Les Miles is fired after 2016 Auburn loss
I had the best seat in the house.
It was only because Auburn had screwed up in the first place, neglecting to give me a seat assignment in the SEC West’s worst press box. (To be fair, I haven’t covered a game at War Memorial Stadium in Little Rock, so Jordan-Hare’s might only be the second-worst.)
With the help of someone in sports information, I was given refuge in a seat saved for Pat Dye, who clearly wasn’t expected to appear in the actual press box. So it was from that perfect location that my line of sight was in direct view of LSU’s final snap and the game clock for the Touchdown That Never Was.
As officials reviewed the play, I used the time to frantically revise my story after the wild finish, which I correctly deduced was a case of close-but-not quite for LSU. I saw the 0:00 just before the snap left Ethan Pocic’s hands.
I knew the loss was bad news for Les Miles, but I did not foresee just how grim it was. As rumors began to bubble up the following morning, I tried to hustle back from Montgomery, Ala., to get the story. No such luck.
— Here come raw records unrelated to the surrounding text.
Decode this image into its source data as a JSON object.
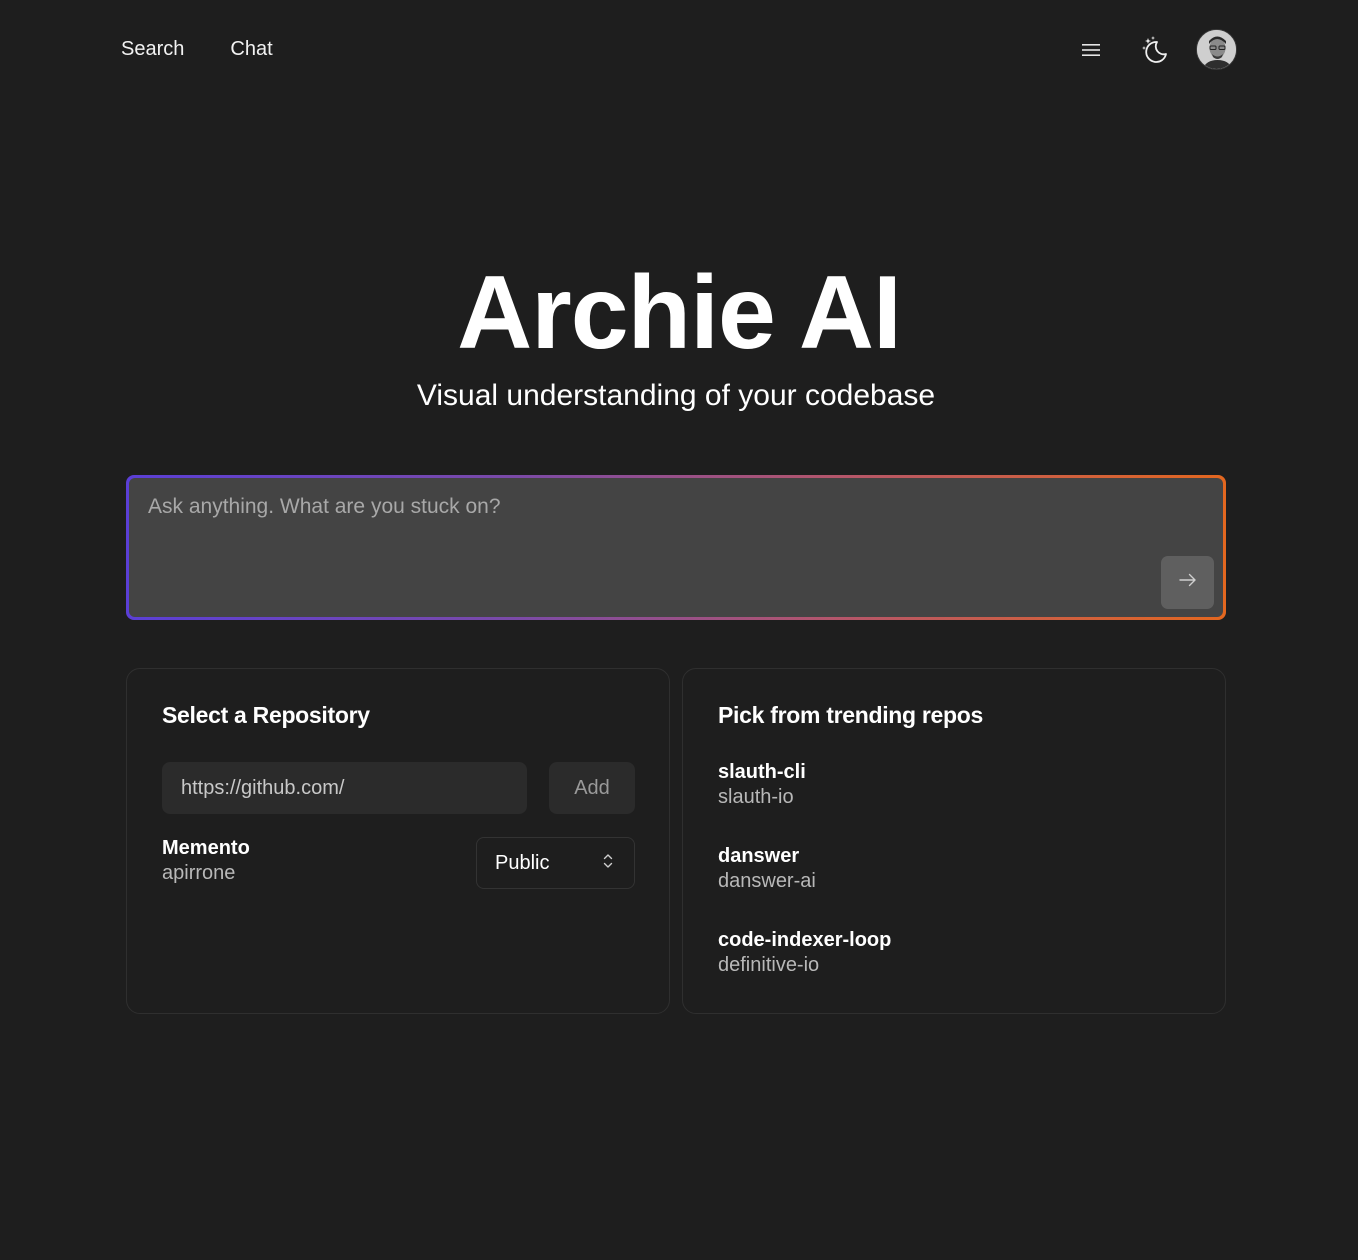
{
  "nav": {
    "search": "Search",
    "chat": "Chat",
    "menu_icon": "menu-icon",
    "theme_icon": "moon-stars-icon"
  },
  "hero": {
    "title": "Archie AI",
    "subtitle": "Visual understanding of your codebase"
  },
  "ask": {
    "placeholder": "Ask anything. What are you stuck on?",
    "value": "",
    "send_icon": "arrow-right-icon",
    "gradient_colors": [
      "#5b3fd6",
      "#e3671f"
    ]
  },
  "repository": {
    "title": "Select a Repository",
    "url_placeholder": "https://github.com/",
    "add_label": "Add",
    "selected": {
      "name": "Memento",
      "owner": "apirrone"
    },
    "visibility": "Public"
  },
  "trending": {
    "title": "Pick from trending repos",
    "items": [
      {
        "name": "slauth-cli",
        "owner": "slauth-io"
      },
      {
        "name": "danswer",
        "owner": "danswer-ai"
      },
      {
        "name": "code-indexer-loop",
        "owner": "definitive-io"
      }
    ]
  },
  "colors": {
    "background": "#1e1e1e",
    "input_bg": "#444444",
    "field_bg": "#2b2b2b"
  }
}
I was trapped in a traffic standstill in Mobile when the news broke that Miles was done at LSU.
Since I couldn’t break that one, I’m sharing my look back at the wild ramifications of the game known as the Buyout Bowl.
- Read the full story here: How Auburn abruptly ended the Les Miles era at LSU
Tom Petty tribute
This wasn’t an LSU moment, per se, but the Tigers were part of it.
The most magical thing I witnessed while covering this beat was Florida’s tribute to Tom Petty following his death in October 2017. The Gainesville, Fla., native and rock legend had died earlier that week. Petty has always been — and forever will be — in my music top 10, so it was one of the rare celebrity deaths that shook me to the core.
I knew I wasn’t the only person to feel that way, so I started rolling at the end of the third quarter. What ensued was pure electricity, and a video that has gotten more than 9 million overall views.
No, I won’t back down.